The Influence of Salinity on Microbial Activity and Carbonate Precipitation in Microbialites
The University of Texas at Austin, Department of Geological Sciences, Austin, TX, USA
The formation of lacustrine microbial carbonates has received recent interest after the discovery of microbialite-associated hydrocarbon reservoirs in pre-salt basins off Africa and South America. Organic matter preservation in lacustrine microbial carbonates is controlled by the depositional factors that influence microbial activity, carbonate buildup, and later diagenesis. Lake Clifton, Western Australia contains modern microbialite structures, ranging from several centimeters to one meter in height, which are primarily thrombolytic in texture and known to be associated with cyanobacteria. Unicellular and filamentous cyanobacteria were isolated from thrombolite-associated microbial mats in Lake Clifton to investigate salinity’s influence on microbial activity and geochemical reactivity. Lake Clifton is a hypersaline lake; total dissolved solids ranged from 5-7% in samples collected June, 2011 and August, 2012. Microorganisms employ varying strategies to survive osmotic stress in high salt environments. Some species of cyanobacteria increase exopolysaccharide (EPS) production as a salt tolerance mechanism. EPS affects the carbonate saturation state in microbial mats by binding and releasing calcium and other metals. The isolated cyanobacteria will be used in controlled, replicated culturing experiments to monitor both EPS production and carbonate precipitation in response to salt stress. The manner in which microbial communities produce EPS and induce carbonate precipitation is important for understanding organic matter preservation in microbial carbonate reservoirs. This work aims to advance understanding of how solution salinity influences microbial activity during carbonate precipitation in lacustrine microbialites.

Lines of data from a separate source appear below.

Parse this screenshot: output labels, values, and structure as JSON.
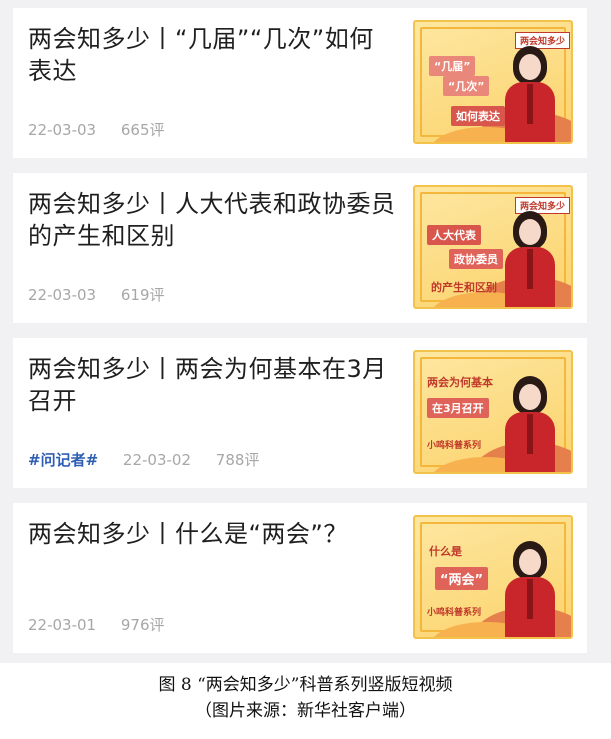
{
  "feed": {
    "items": [
      {
        "title": "两会知多少丨“几届”“几次”如何表达",
        "date": "22-03-03",
        "comments": "665评",
        "thumb": {
          "badge": "两会知多少",
          "lines": [
            "“几届”",
            "“几次”",
            "如何表达"
          ]
        }
      },
      {
        "title": "两会知多少丨人大代表和政协委员的产生和区别",
        "date": "22-03-03",
        "comments": "619评",
        "thumb": {
          "badge": "两会知多少",
          "lines": [
            "人大代表",
            "政协委员",
            "的产生和区别"
          ]
        }
      },
      {
        "title": "两会知多少丨两会为何基本在3月召开",
        "tag": "#问记者#",
        "date": "22-03-02",
        "comments": "788评",
        "thumb": {
          "lines": [
            "两会为何基本",
            "在3月召开",
            "小鸣科普系列"
          ]
        }
      },
      {
        "title": "两会知多少丨什么是“两会”？",
        "date": "22-03-01",
        "comments": "976评",
        "thumb": {
          "lines": [
            "什么是",
            "“两会”",
            "小鸣科普系列"
          ]
        }
      }
    ]
  },
  "caption": {
    "line1": "图 8 “两会知多少”科普系列竖版短视频",
    "line2": "（图片来源：新华社客户端）"
  },
  "colors": {
    "background": "#f1f1f3",
    "card": "#ffffff",
    "title": "#1f1f1f",
    "meta": "#a7a7a7",
    "tag": "#2f5fb3",
    "thumb_yellow": "#fbd26a",
    "thumb_red": "#c8262a"
  }
}
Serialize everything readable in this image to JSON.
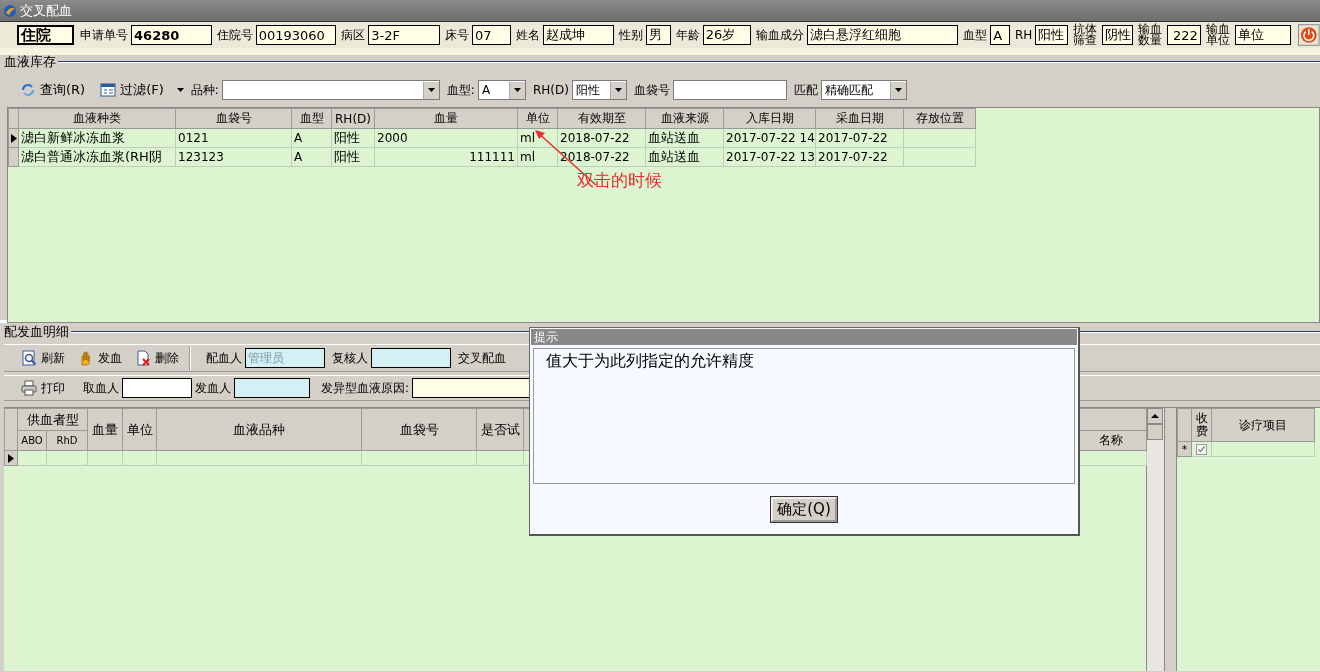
{
  "window": {
    "title": "交叉配血"
  },
  "header": {
    "patient_type": "住院",
    "fields": [
      {
        "label": "申请单号",
        "value": "46280",
        "bold": true
      },
      {
        "label": "住院号",
        "value": "00193060",
        "bold": false
      },
      {
        "label": "病区",
        "value": "3-2F",
        "bold": false
      },
      {
        "label": "床号",
        "value": "07",
        "bold": false
      },
      {
        "label": "姓名",
        "value": "赵成坤",
        "bold": false
      },
      {
        "label": "性别",
        "value": "男",
        "bold": false
      },
      {
        "label": "年龄",
        "value": "26岁",
        "bold": false
      },
      {
        "label": "输血成分",
        "value": "滤白悬浮红细胞",
        "bold": false
      },
      {
        "label": "血型",
        "value": "A",
        "bold": false
      },
      {
        "label": "RH",
        "value": "阳性",
        "bold": false
      },
      {
        "label": "抗体筛查",
        "value": "阴性",
        "bold": false
      },
      {
        "label": "输血数量",
        "value": "222",
        "bold": false
      },
      {
        "label": "输血单位",
        "value": "单位",
        "bold": false
      }
    ]
  },
  "stock": {
    "title": "血液库存",
    "toolbar": {
      "buttons": [
        "查询(R)",
        "过滤(F)"
      ],
      "filters": [
        {
          "kind": "select",
          "label": "品种:"
        },
        {
          "kind": "select",
          "label": "血型:",
          "value": "A"
        },
        {
          "kind": "select",
          "label": "RH(D)",
          "value": "阳性"
        },
        {
          "kind": "input",
          "label": "血袋号"
        },
        {
          "kind": "select",
          "label": "匹配",
          "value": "精确匹配"
        }
      ]
    },
    "table": {
      "columns": [
        "血液种类",
        "血袋号",
        "血型",
        "RH(D)",
        "血量",
        "单位",
        "有效期至",
        "血液来源",
        "入库日期",
        "采血日期",
        "存放位置"
      ],
      "rows": [
        {
          "selected": true,
          "cells": [
            "滤白新鲜冰冻血浆",
            "0121",
            "A",
            "阳性",
            "2000",
            "ml",
            "2018-07-22",
            "血站送血",
            "2017-07-22 14",
            "2017-07-22",
            ""
          ]
        },
        {
          "selected": false,
          "cells": [
            "滤白普通冰冻血浆(RH阴",
            "123123",
            "A",
            "阳性",
            "111111",
            "ml",
            "2018-07-22",
            "血站送血",
            "2017-07-22 13",
            "2017-07-22",
            ""
          ]
        }
      ]
    },
    "annotation": "双击的时候"
  },
  "detail": {
    "title": "配发血明细",
    "toolbar": {
      "buttons": [
        "刷新",
        "发血",
        "删除"
      ],
      "fields": [
        {
          "label": "配血人",
          "placeholder": "管理员"
        },
        {
          "label": "复核人"
        }
      ],
      "trailing_label": "交叉配血"
    },
    "toolbar2": {
      "button": "打印",
      "fields": [
        {
          "label": "取血人"
        },
        {
          "label": "发血人"
        },
        {
          "label": "发异型血液原因:"
        }
      ]
    },
    "grid": {
      "group_header": "供血者型",
      "sub_columns": [
        "ABO",
        "RhD"
      ],
      "columns": [
        "血量",
        "单位",
        "血液品种",
        "血袋号",
        "是否试"
      ],
      "last_column": "名称"
    },
    "side_grid": {
      "columns": [
        "收费",
        "诊疗项目"
      ],
      "rows": [
        {
          "marker": "*",
          "charged": true
        }
      ]
    }
  },
  "dialog": {
    "title": "提示",
    "message": "值大于为此列指定的允许精度",
    "button": "确定(Q)"
  }
}
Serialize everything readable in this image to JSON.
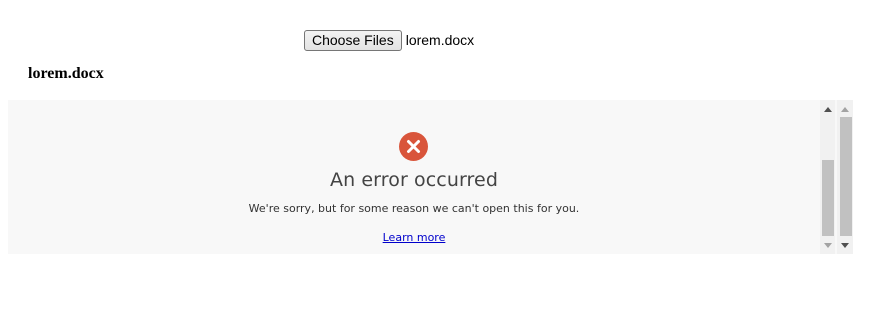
{
  "file_input": {
    "button_label": "Choose Files",
    "selected_file": "lorem.docx"
  },
  "document": {
    "title": "lorem.docx"
  },
  "viewer": {
    "error": {
      "icon": "error-x-circle-icon",
      "heading": "An error occurred",
      "message": "We're sorry, but for some reason we can't open this for you.",
      "link_label": "Learn more"
    }
  },
  "colors": {
    "error_icon": "#d9553b",
    "viewer_background": "#f8f8f8",
    "link": "#0000cc",
    "heading_text": "#444444"
  }
}
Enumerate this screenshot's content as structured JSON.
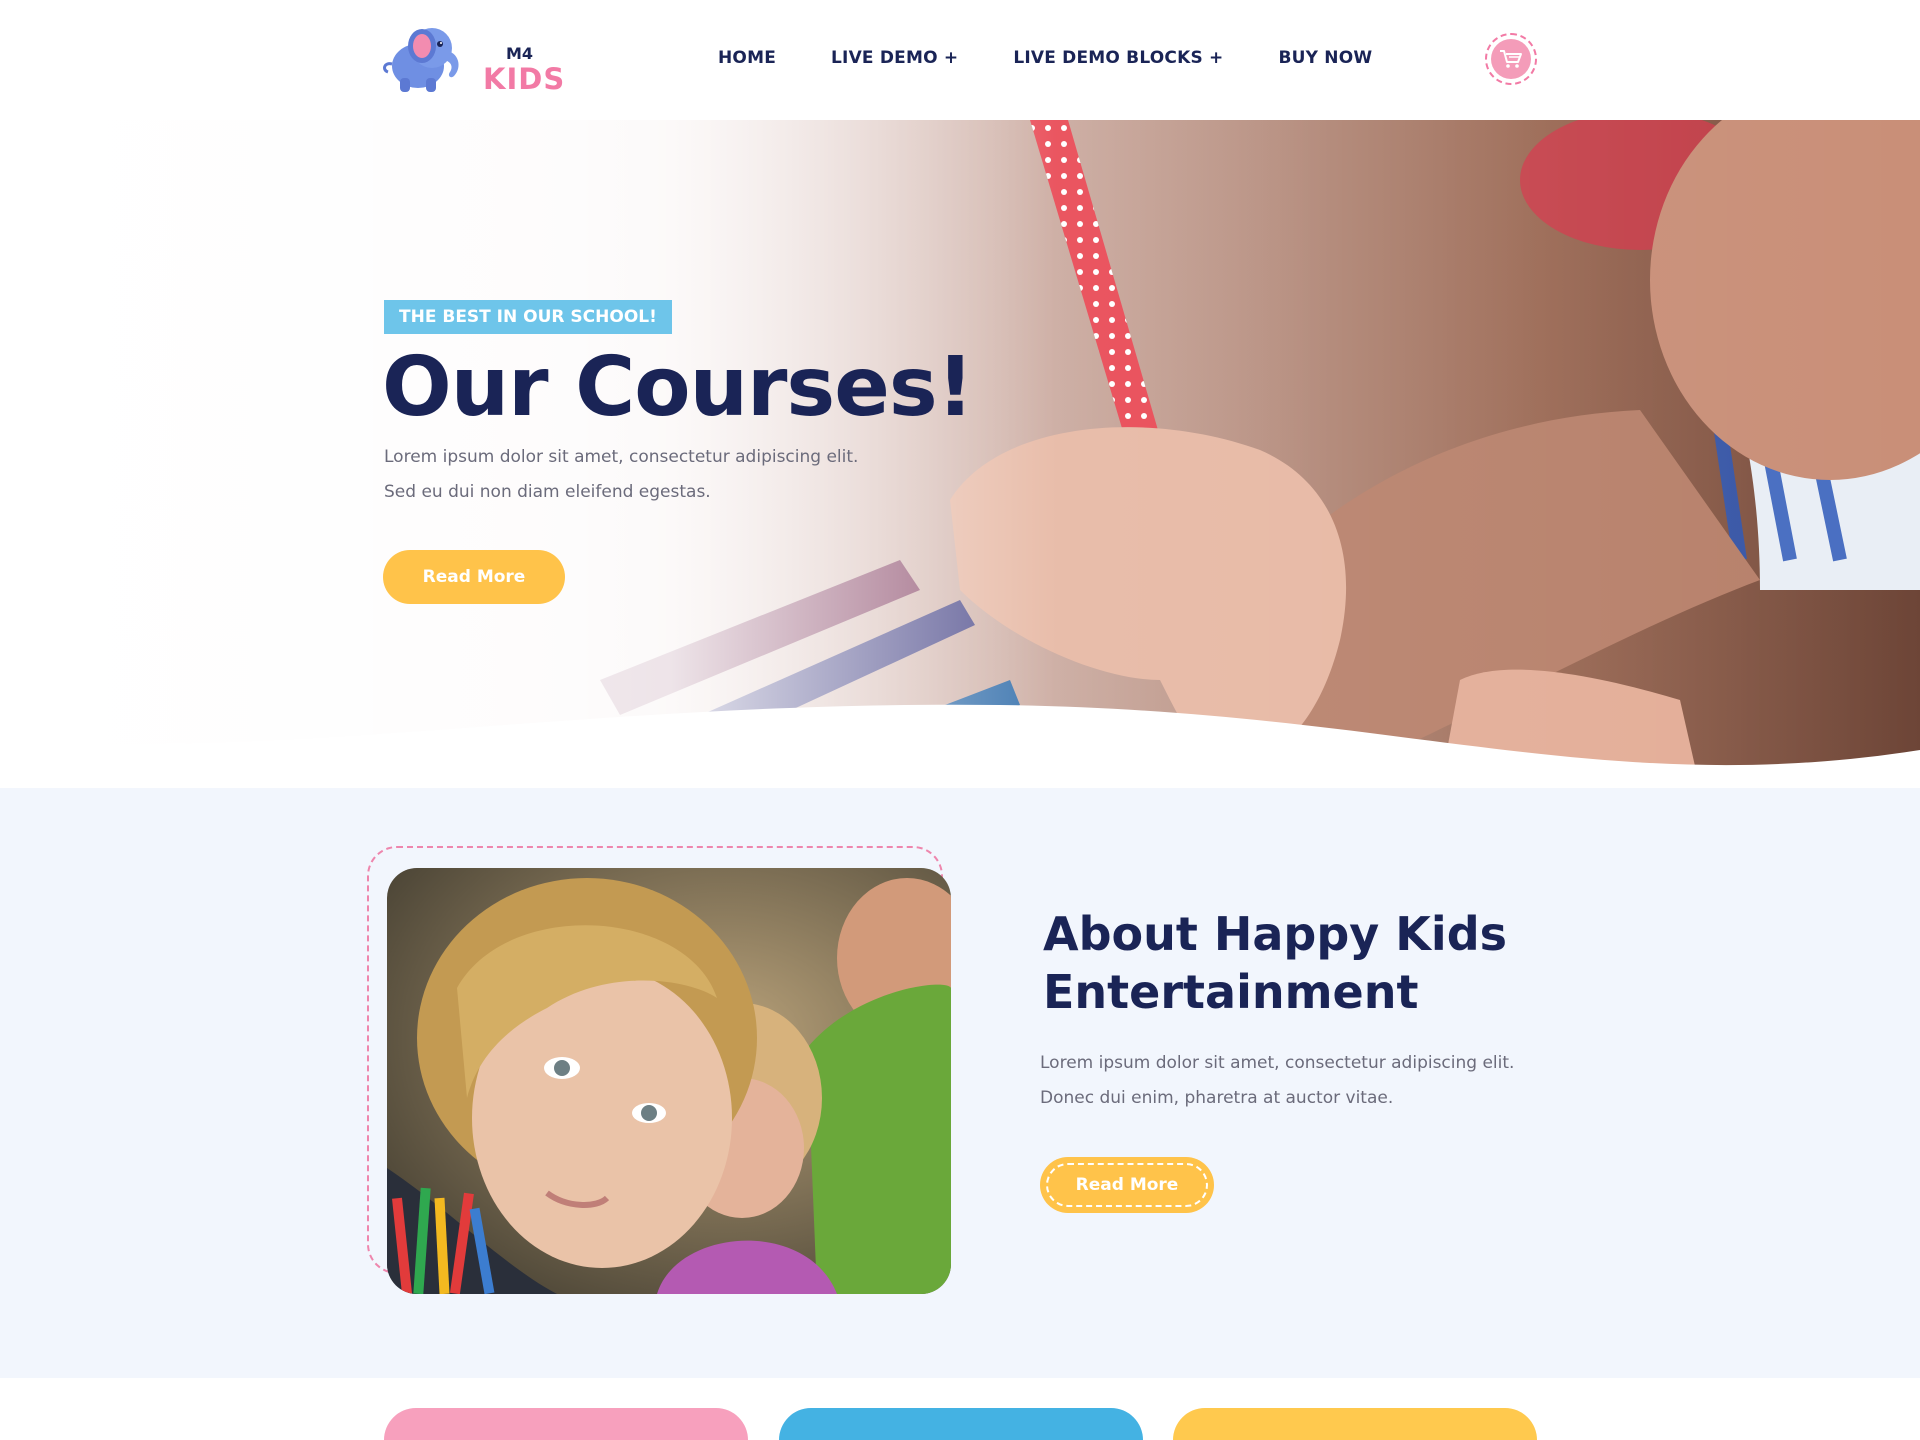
{
  "brand": {
    "top": "M4",
    "name": "KIDS",
    "mascot_icon": "elephant-icon",
    "colors": {
      "navy": "#1a2456",
      "pink": "#f27aa5",
      "yellow": "#ffc34a",
      "blue": "#6ec5ea",
      "light_bg": "#f2f6fd"
    }
  },
  "nav": {
    "items": [
      {
        "label": "HOME"
      },
      {
        "label": "LIVE DEMO +"
      },
      {
        "label": "LIVE DEMO BLOCKS +"
      },
      {
        "label": "BUY NOW"
      }
    ],
    "cart_icon": "shopping-cart-icon"
  },
  "hero": {
    "badge": "THE BEST IN OUR SCHOOL!",
    "title": "Our Courses!",
    "text_line1": "Lorem ipsum dolor sit amet, consectetur adipiscing elit.",
    "text_line2": "Sed eu dui non diam eleifend egestas.",
    "button": "Read More",
    "image": "child writing with red polka-dot pencil"
  },
  "about": {
    "title_line1": "About Happy Kids",
    "title_line2": "Entertainment",
    "text": "Lorem ipsum dolor sit amet, consectetur adipiscing elit. Donec dui enim, pharetra at auctor vitae.",
    "button": "Read More",
    "image": "blonde child with colored pencils"
  },
  "cards": [
    {
      "color": "#f7a0bd"
    },
    {
      "color": "#44b2e3"
    },
    {
      "color": "#ffc94e"
    }
  ]
}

AAPG Search and Discovery Article #90183©2013 AAPG Foundation 2013 Grants-in-Aid Projects